The United States has ruled out apologising to Afghanistan for “mistakes” made during the 12-year war and denied claims in Kabul that such a mea culpa was being drafted.
The stern comments in Washington came after Afghan leader Hamid Karzai’s spokesman said President Barack Obama planned to write a letter acknowledging that American military errors had caused civilian casualties.
“There is no need for the United States to apologise to Afghanistan. Quite the contrary,” US National Security Advisor Susan Rice told CNN on Tuesday.
The state department also expressed caution on a long-sought bilateral security agreement (BSA), after an official in Kabul said the two sides had reached agreement on key points of the agreement.
Aimal Faizi, Karzai’s spokesman, said Obama would write to his boss acknowledging US “mistakes in the war on terror” and the suffering of the Afghan people due to American military operations, as part of the BSA.
But Rice said “no such letter has been drafted or delivered.
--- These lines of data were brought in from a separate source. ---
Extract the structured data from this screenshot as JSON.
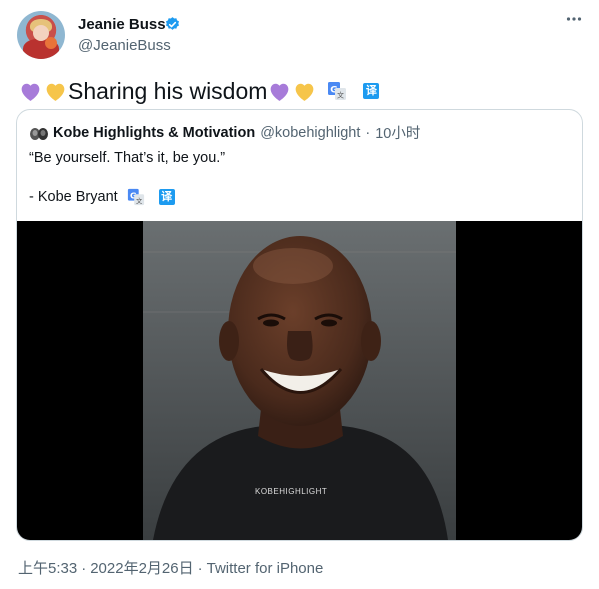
{
  "author": {
    "name": "Jeanie Buss",
    "handle": "@JeanieBuss",
    "verified": true
  },
  "tweet": {
    "text": "Sharing his wisdom",
    "leading_emojis": [
      "purple-heart",
      "yellow-heart"
    ],
    "trailing_emojis": [
      "purple-heart",
      "yellow-heart"
    ],
    "translate_label": "译"
  },
  "quote": {
    "name": "Kobe Highlights & Motivation",
    "handle": "@kobehighlight",
    "separator": "·",
    "time": "10小时",
    "line1": "“Be yourself. That’s it, be you.”",
    "line2": "- Kobe Bryant",
    "translate_label": "译",
    "watermark": "KOBEHIGHLIGHT"
  },
  "footer": {
    "time": "上午5:33",
    "date": "2022年2月26日",
    "source": "Twitter for iPhone",
    "separator": "·"
  },
  "colors": {
    "accent": "#1d9bf0",
    "secondary_text": "#536471",
    "border": "#cfd9de"
  }
}
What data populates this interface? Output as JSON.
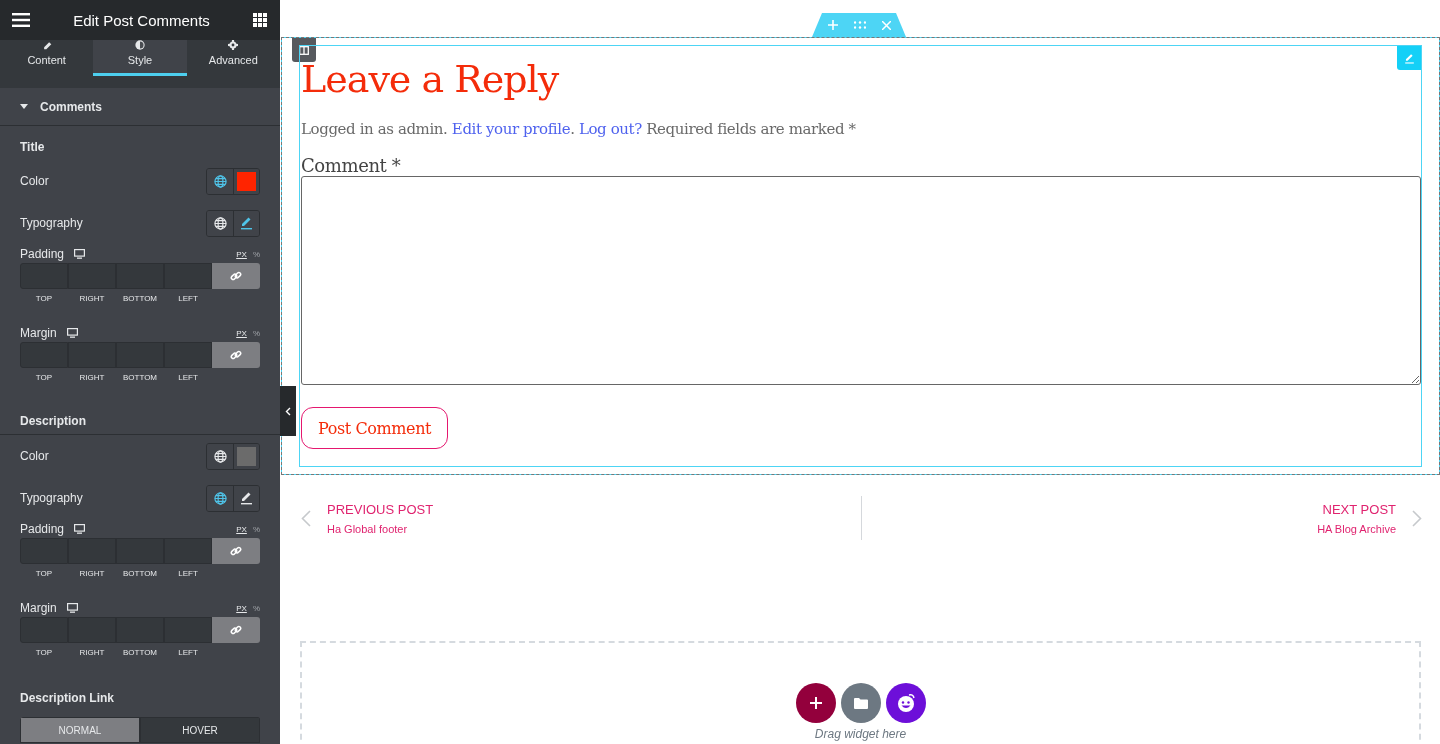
{
  "sidebar": {
    "title": "Edit Post Comments",
    "tabs": [
      {
        "label": "Content",
        "selected": false
      },
      {
        "label": "Style",
        "selected": true
      },
      {
        "label": "Advanced",
        "selected": false
      }
    ],
    "section": {
      "title": "Comments",
      "expanded": true
    },
    "groups": [
      {
        "heading": "Title",
        "separator": false,
        "controls": [
          {
            "kind": "color",
            "label": "Color",
            "global_active": true,
            "color": "#ff2400"
          },
          {
            "kind": "typography",
            "label": "Typography",
            "global_active": false,
            "edited": true
          },
          {
            "kind": "dimensions",
            "label": "Padding",
            "units": [
              {
                "label": "PX",
                "selected": true
              },
              {
                "label": "%",
                "selected": false
              }
            ],
            "sides": [
              "TOP",
              "RIGHT",
              "BOTTOM",
              "LEFT"
            ],
            "linked": true
          },
          {
            "kind": "dimensions",
            "label": "Margin",
            "units": [
              {
                "label": "PX",
                "selected": true
              },
              {
                "label": "%",
                "selected": false
              }
            ],
            "sides": [
              "TOP",
              "RIGHT",
              "BOTTOM",
              "LEFT"
            ],
            "linked": true
          }
        ]
      },
      {
        "heading": "Description",
        "separator": true,
        "controls": [
          {
            "kind": "color",
            "label": "Color",
            "global_active": false,
            "color": "#6b6b6b"
          },
          {
            "kind": "typography",
            "label": "Typography",
            "global_active": true,
            "edited": false
          },
          {
            "kind": "dimensions",
            "label": "Padding",
            "units": [
              {
                "label": "PX",
                "selected": true
              },
              {
                "label": "%",
                "selected": false
              }
            ],
            "sides": [
              "TOP",
              "RIGHT",
              "BOTTOM",
              "LEFT"
            ],
            "linked": true
          },
          {
            "kind": "dimensions",
            "label": "Margin",
            "units": [
              {
                "label": "PX",
                "selected": true
              },
              {
                "label": "%",
                "selected": false
              }
            ],
            "sides": [
              "TOP",
              "RIGHT",
              "BOTTOM",
              "LEFT"
            ],
            "linked": true
          }
        ]
      },
      {
        "heading": "Description Link",
        "separator": false,
        "controls": [
          {
            "kind": "state_tabs",
            "tabs": [
              {
                "label": "NORMAL",
                "selected": true
              },
              {
                "label": "HOVER",
                "selected": false
              }
            ]
          }
        ]
      }
    ]
  },
  "comment_form": {
    "title": "Leave a Reply",
    "notice": [
      {
        "kind": "text",
        "text": "Logged in as admin. "
      },
      {
        "kind": "link",
        "text": "Edit your profile"
      },
      {
        "kind": "text",
        "text": ". "
      },
      {
        "kind": "link",
        "text": "Log out?"
      },
      {
        "kind": "text",
        "text": " Required fields are marked *"
      }
    ],
    "comment_label": "Comment *",
    "submit": "Post Comment"
  },
  "post_navigation": {
    "previous": {
      "label": "PREVIOUS POST",
      "title": "Ha Global footer"
    },
    "next": {
      "label": "NEXT POST",
      "title": "HA Blog Archive"
    }
  },
  "drop_zone": {
    "hint": "Drag widget here"
  }
}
That is not on the table.”
US officials later said the request for a letter had come from Karzai himself during a phone call with Secretary of State John Kerry on Tuesday.
The security agreement could lead to a small group of US troops staying behind after the withdrawal of combat troops in 2014 to train Afghan forces.
Officials in Washington said there was still some way to go before reaching a final agreement on the pact, to be put to an Afghan Grand Assembly for approval.